In the setting of severe dehydration or hypovolemic shock, rapid intravenous (IV) access is needed to begin resuscitation. An IV fluid bolus (20-30 mL/kg of isotonic fluid such as Lactated Ringer's or normal saline) should be started. If sepsis is a concern, blood cultures and empiric antibiotics may be considered. Serial vital signs and examinations can help aid in resuscitation, including capillary refill, tenting of the skin, urine output, and mental status. If a patient is febrile or has abdominal pain or a concerning abdominal examination, advanced imaging is recommended.

Diagnosis Overview:
Diarrhea is defined as stool that contains excessive water content with either a larger-than-normal frequency or a less-solid-than-normal consistency. Typically, there are more than 3 stools per day or a total weight of over 200 grams a day.

Etiology / pathophysiology: The 4 common mechanisms leading to diarrhea include abnormal motility, decreased absorption of water, higher-than-normal osmotic load within the intestines, or increased secretion of fluids, resulting in loose stools. Diarrhea can also be categorized as infectious (viral, bacterial [eg, diarrheagenic Escherichia coli], and parasitic [eg, giardiasis]) or noninfectious (eg, functional disorder, malabsorptive diseases, foods, inflammatory bowel disease [Crohn disease, ulcerative colitis], irritable bowel syndrome, medication effects, cystic fibrosis, short gut syndrome, gastrointestinal [GI] bleeds, and toddler diarrhea).

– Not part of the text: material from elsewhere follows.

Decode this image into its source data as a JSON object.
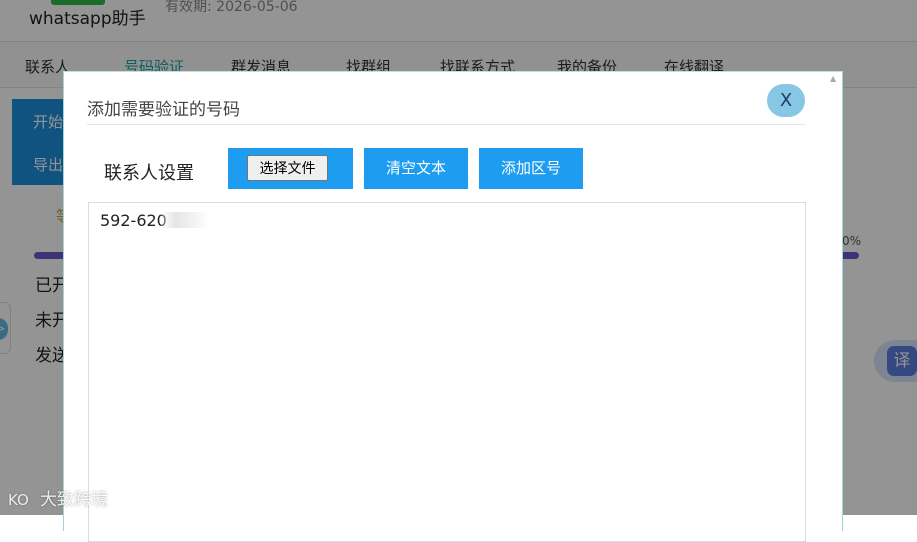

Diarrhea is also characterized by duration, with acute diarrhea typically lasting less than 2 weeks, persistent diarrhea lasting 2-4 weeks, and chronic diarrhea lasting for more than a month. Most infectious diarrhea is short lived with a seasonal predominance in the winter in the United States. Norovirus and rotavirus are 2 of the most common viral pathogens, while foodborne infections account for the majority of bacterial disease. Traveler's diarrhea is frequently bacterial in nature, typically Escherichia coli. Chronic diarrhea is most commonly noninfectious.

Demographics: People of all ages are at risk of developing diarrhea, but those at the extremes of age or who are immunosuppressed can have the most severe symptoms and complications. Worldwide, 88% of deaths from diarrhea are due to lack of access to sanitary water or poor hygiene.

Predisposing history / risk factors: Diarrhea impacts certain patient populations more adversely than others due to the resulting severe dehydration and electrolyte abnormalities. These vulnerable populations include the young, older adults, and those who are immunocompromised, including patients on chronic steroids, those with diabetes, patients on immunosuppressants, and those undergoing cancer treatments such as chemotherapy. Outbreaks can occur where a large mass of people gather, including nursing homes, cruise ships, prisons, and day care settings. Milk and food intolerances or allergies can also lead to diarrhea, and a trial of avoidance can serve as a tool to determine etiology (eg, dairy-free milk or lactose-free foods, avoiding gluten). Toddler diarrhea typically occurs in children younger than 5 years and is frequently caused by the overconsumption of fruit juices, which contain a high load of carbohydrates and sugars.

Risk factors / exposures that can predispose to diarrheal illness include:
  • Age (very young children or older adults).
  • Close living quarters (dorms, cruise ships, nursing homes, prisons, shelters).
  • Comorbidities such as cirrhosis, HIV, obesity, inflammatory bowel disease.
  • Contaminated food.
  • Exposure to sick contacts.
  • Exposure to untreated water sources.
  • Immunosuppression.
  • Malignancy.
  • New medications or recent medication changes.
  • Recent antibiotic use.
  • Recent dietary changes.
  • Recent hospitalization.
  • Recent travel.


R19.7 – Diarrhea, unspecified

128333008 – Diarrheal disorder

Look For

Subscription Required

Diagnostic Pearls

Subscription Required

Differential Diagnosis & Pitfalls

To perform a comparison, select diagnoses from the classic differential

Subscription Required

Best Tests

Subscription Required

Management Pearls

Subscription Required


Subscription Required


Subscription Required

Last Reviewed:02/27/2024
Last Updated:04/01/2024
Copyright © 2024 VisualDx®. All rights reserved.
A medical illustration showing key findings of Diarrhea (Dehydration - Child/Adult)
Copyright © 2024 VisualDx®. All rights reserved.